Sunday, February 6, 2011
I dreamed of Africa for the first time since coming home. Only it wasn't a dream it was a nightmare. I rode along the streets of Addis which were lined with orphans. At first they were beautiful and smiling, and I recognized some of them as babies from the Transition Home. I waved and blew kisses.
Maybe the blowing of kisses triggered something in my memory bank, because as dreams sometimes do everything changed. I was no longer seeing sweet faces of babies. At first it was just the boy from the street, and I frantically blew him kisses. (Blowing him kisses with tears marking my cheeks with rivers was the last thing I did for that precious street boy that I now carry in my heart.) And there he was in my dream, but his eyes were hallow and haunted, and his face gaunt, and he clawed for me and screamed for my rescue.
My temples pounded in fear, and I began to panic, and I knew I could do nothing. And as I continued to bump through the dusty streets of Addis the brown faces of babies and children came into view. Only none of them were smiling. Some of them were obviously sick and some mangled and disfigured. All crying and screaming for me to take them home. And it was too much. I buried my face and covered my eyes sobbing and screaming knowing I could do nothing.
Then I awoke and discovered it was just a dream, just a terrible nightmare. My breathing slowed, and I shivered and I awoke my sleeping husband for comfort and soothing whispers. It was just a horrible nightmare I thought as I closed my eyes and begged for sleep to come steal me.
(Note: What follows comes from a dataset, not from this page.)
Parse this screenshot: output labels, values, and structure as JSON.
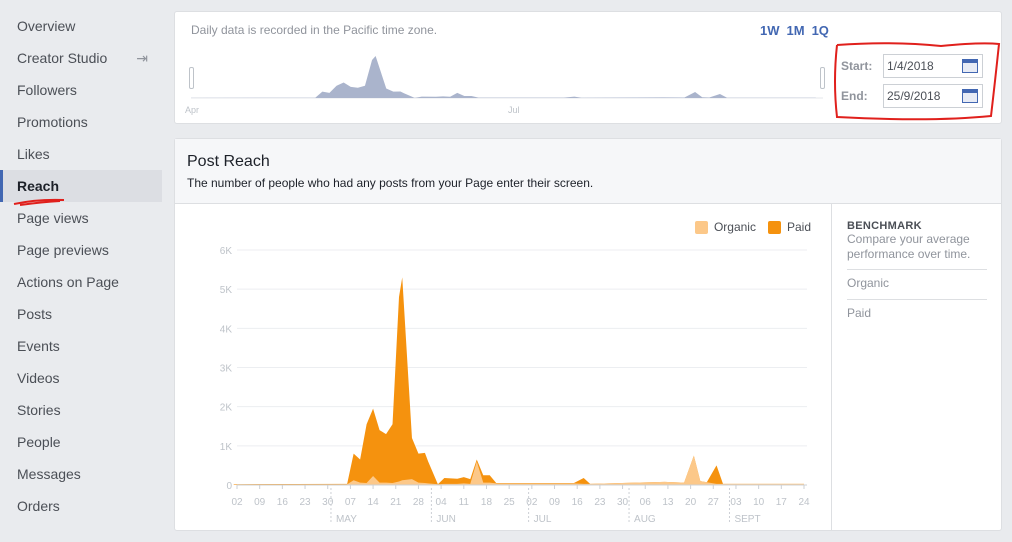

But sleep stayed away as I realized that the little boy on the street in Addis and all those orphans that I held and played with and watched and witnessed on the streets and in the cold orphanages could not wake up. For their nightmare is their reality.
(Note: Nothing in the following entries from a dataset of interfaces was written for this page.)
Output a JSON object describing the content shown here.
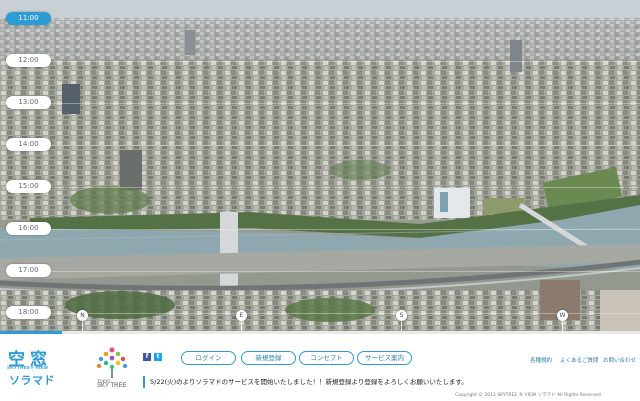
{
  "times": [
    "11:00",
    "12:00",
    "13:00",
    "14:00",
    "15:00",
    "16:00",
    "17:00",
    "18:00"
  ],
  "active_time": "11:00",
  "compass": [
    "N",
    "E",
    "S",
    "W"
  ],
  "logo": {
    "kanji": "空窓",
    "sub": "SKYTREE® VIEW",
    "kana": "ソラマド"
  },
  "tree_logo": {
    "small": "TOKYO",
    "label": "SKY TREE"
  },
  "social": {
    "facebook": "f",
    "twitter": "t"
  },
  "nav": {
    "login": "ログイン",
    "register": "新規登録",
    "concept": "コンセプト",
    "service": "サービス案内"
  },
  "links": {
    "terms": "各種規約",
    "faq": "よくあるご質問",
    "contact": "お問い合わせ"
  },
  "notice": "5/22(火)のよりソラマドのサービスを開始いたしました！！新規登録より登録をよろしくお願いいたします。",
  "copyright": "Copyright © 2012 SKYTREE ® VIEW ソラマド All Rights Reserved.",
  "colors": {
    "accent": "#2d9bd6",
    "river": "#8fa8b0"
  }
}
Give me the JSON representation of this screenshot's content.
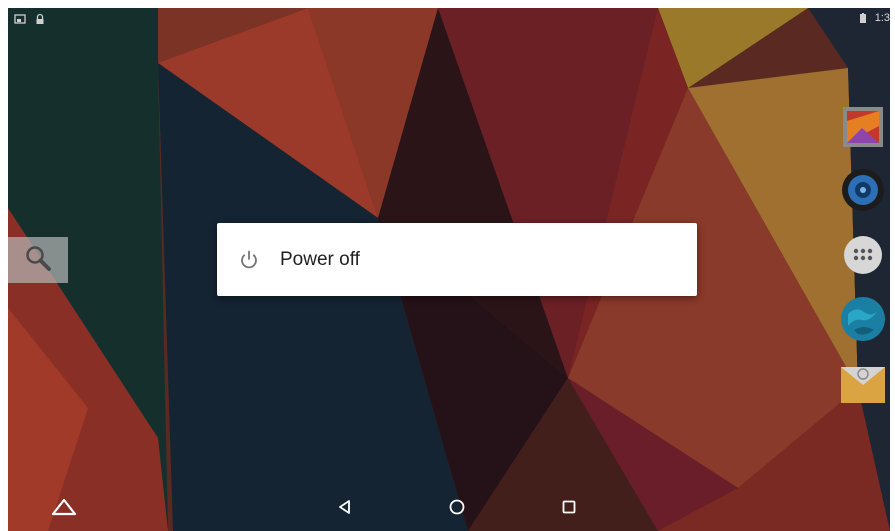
{
  "status_bar": {
    "left_icons": [
      "screenshot-icon",
      "lock-icon"
    ],
    "right_icons": [
      "battery-icon"
    ],
    "clock": "1:3"
  },
  "power_menu": {
    "items": [
      {
        "label": "Power off",
        "icon": "power-icon"
      }
    ]
  },
  "home_screen": {
    "search_widget_icon": "magnifier-icon",
    "dock_icons": [
      "gallery-icon",
      "music-icon",
      "app-drawer-icon",
      "browser-icon",
      "email-icon"
    ]
  },
  "navigation_bar": {
    "buttons": [
      "up-arrow-icon",
      "back-icon",
      "home-icon",
      "recents-icon"
    ]
  },
  "colors": {
    "menu_background": "#ffffff",
    "menu_text": "#212121",
    "icon_grey": "#757575"
  }
}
And I again wrestle with how to change, how to live, how to be, now that I know and have seen. How do I do this? How do I fully live and fully remember all those I have left behind?